I will contact "Access to Work" this coming week and after GP discussion then I am relaxed by things outside albeit the verbal things I am told, never in writing, that I take literally do not help the Stress/Pressure I feel under.
The large organisations who talk the talk need to improve the walk for those who seem to know better and/or can get away with the treatment of those who are diverse.
I may ask the assessor if it is possible to have some time alone with them before the joint visit with my manager, not sure if this is possible but is probably the best thing to do as I seem to either get tongue tied or start crying and I'm not a weepy person until the last few months when all this started. I wish you were my rep because I feel he needs a rocket up his jacksie!
Good times ahead as I approach the next steps on my journey.
Two phone calls tomorrow and Access to Work contacted before Friday. GP great and gets it, Some real NT's that don't get the mineshaft they have dug.
Pharrell Williams "Happy"

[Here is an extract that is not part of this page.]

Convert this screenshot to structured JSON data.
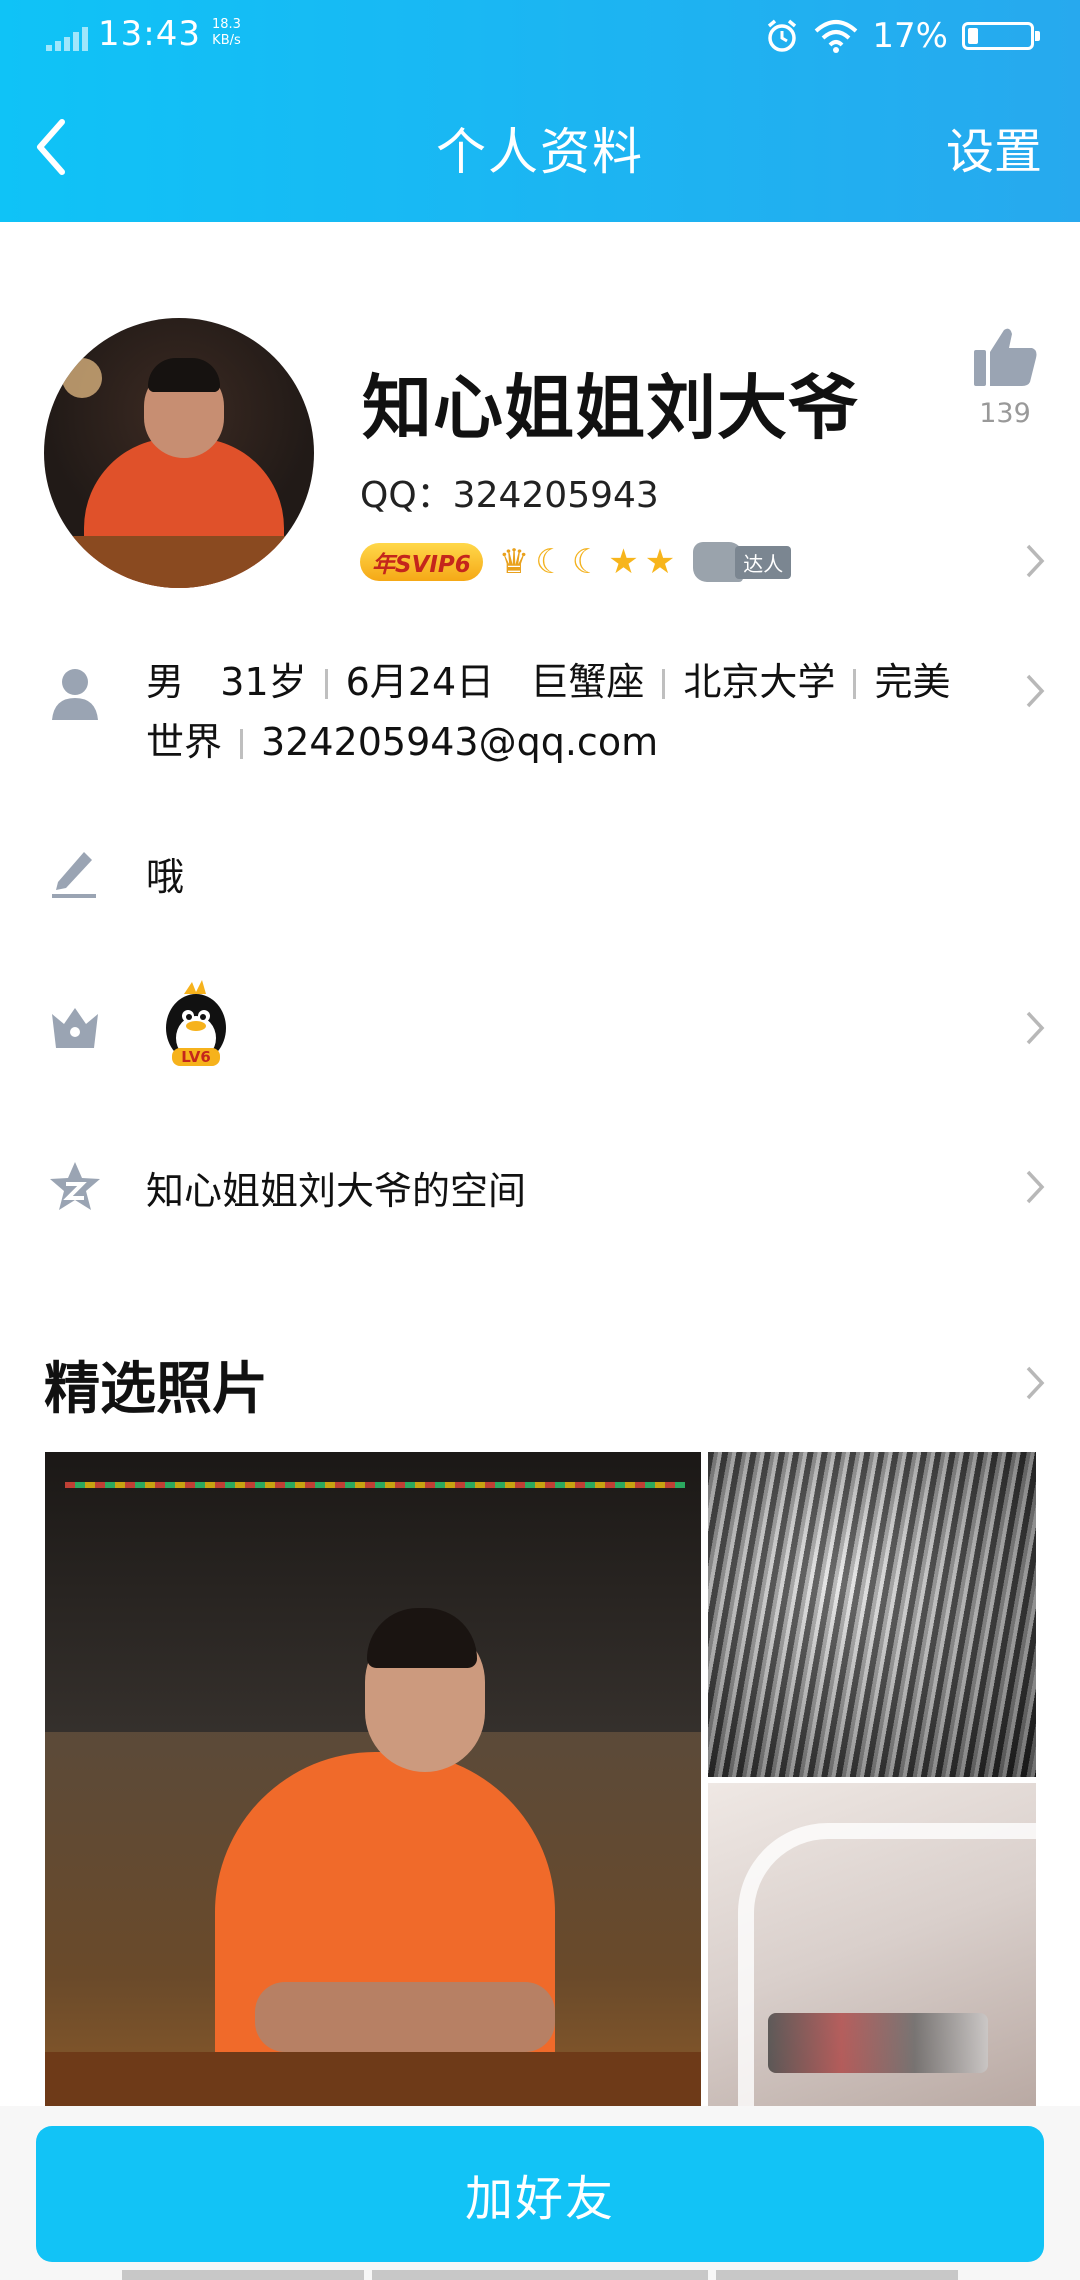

Yazz "The Only Way is Up"
Sounds good! You must be the same generation as me to remember Yazz!
That was a bit before my time but I also like The Who and remember Baba O Riley on the motorcycle road safety advert, space dust and skateboards
My experience of the assessors has been very positive. I don't think it would be unreasonable at all for you to ask to see them separately before jointly, and I would think that is the way they may act in any case.

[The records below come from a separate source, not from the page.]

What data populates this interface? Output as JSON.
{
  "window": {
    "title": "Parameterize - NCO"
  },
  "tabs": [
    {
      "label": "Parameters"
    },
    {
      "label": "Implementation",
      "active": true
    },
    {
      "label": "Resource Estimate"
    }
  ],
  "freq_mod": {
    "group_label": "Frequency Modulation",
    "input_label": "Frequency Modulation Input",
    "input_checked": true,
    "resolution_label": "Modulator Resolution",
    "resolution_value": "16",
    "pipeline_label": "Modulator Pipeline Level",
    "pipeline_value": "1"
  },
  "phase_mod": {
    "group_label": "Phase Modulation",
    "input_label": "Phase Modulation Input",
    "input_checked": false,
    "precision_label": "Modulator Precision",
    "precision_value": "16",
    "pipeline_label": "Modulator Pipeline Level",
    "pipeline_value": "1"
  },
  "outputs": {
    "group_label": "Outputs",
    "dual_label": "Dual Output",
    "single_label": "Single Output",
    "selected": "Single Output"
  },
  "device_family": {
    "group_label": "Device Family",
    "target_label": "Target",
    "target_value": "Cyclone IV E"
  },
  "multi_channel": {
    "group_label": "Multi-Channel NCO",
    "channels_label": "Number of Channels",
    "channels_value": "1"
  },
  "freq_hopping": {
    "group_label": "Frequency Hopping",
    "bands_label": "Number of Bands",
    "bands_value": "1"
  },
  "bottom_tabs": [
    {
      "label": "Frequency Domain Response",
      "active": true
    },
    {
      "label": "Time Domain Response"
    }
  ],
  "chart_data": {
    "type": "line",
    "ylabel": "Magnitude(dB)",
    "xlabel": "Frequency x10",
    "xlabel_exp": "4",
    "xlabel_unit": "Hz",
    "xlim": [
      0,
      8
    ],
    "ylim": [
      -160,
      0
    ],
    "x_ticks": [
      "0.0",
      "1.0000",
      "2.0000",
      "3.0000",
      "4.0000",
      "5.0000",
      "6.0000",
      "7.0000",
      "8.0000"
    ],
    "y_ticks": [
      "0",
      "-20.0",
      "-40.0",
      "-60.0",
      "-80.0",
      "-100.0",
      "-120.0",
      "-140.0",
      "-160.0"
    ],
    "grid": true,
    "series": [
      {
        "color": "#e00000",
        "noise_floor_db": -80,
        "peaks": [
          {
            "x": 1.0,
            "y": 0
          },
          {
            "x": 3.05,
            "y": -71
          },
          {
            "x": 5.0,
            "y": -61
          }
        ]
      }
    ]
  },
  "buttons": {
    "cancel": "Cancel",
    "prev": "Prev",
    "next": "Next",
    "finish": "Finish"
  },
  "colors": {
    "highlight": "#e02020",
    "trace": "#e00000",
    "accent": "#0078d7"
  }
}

Of course no one can ever guarantee the result of anything but I would be very optimistic that you will get training for staff and support, as well as the assessor recommending certain adjustments and perhaps equipment. Even such things for example as re-siting of photocopiers could be recommended if they are placed so they give distraction. Don't forget that failing to provide reasonable adjustments is an offence and any reasonable adjustments that are recommended would be very strong evidence in a tribunal if they were not provided.
Good luck, and there should not be anything to worry about. Your employer/manager will certainly not want to look unreasonable in front of the assessor. And if you do appear weepy or tongue tied this is another indication that you might need support.
To Eccentric, I would suggest you write notes of any meetings, how you are feeling, what others have said, and so on, and email them to yourself at, or as near as possible, to the time the events took place and noting times when the meetings took place, keeping them in one email 'thread'.
This will provide some evidence and will automatically include dates. It would then be up to the manager to attempt to disprove your version of events (what do their notes say?) and is much more powerful evidence than simply their word against yours.
I would also ask to be accompanied for any meeting as an adjustment object if simply asked in without notice for 'a few words' unless accompanied.
Thanks, the being tearful bit is a problem at the moment because I don't know when its going to come and so stops me saying what I need to say. Thanks for your advice when the assessor contacts me I will request a pre meeting chat. If it all goes t**s up I have already written a grievance and my resignation letter as I've had a gut full of them pushing me around..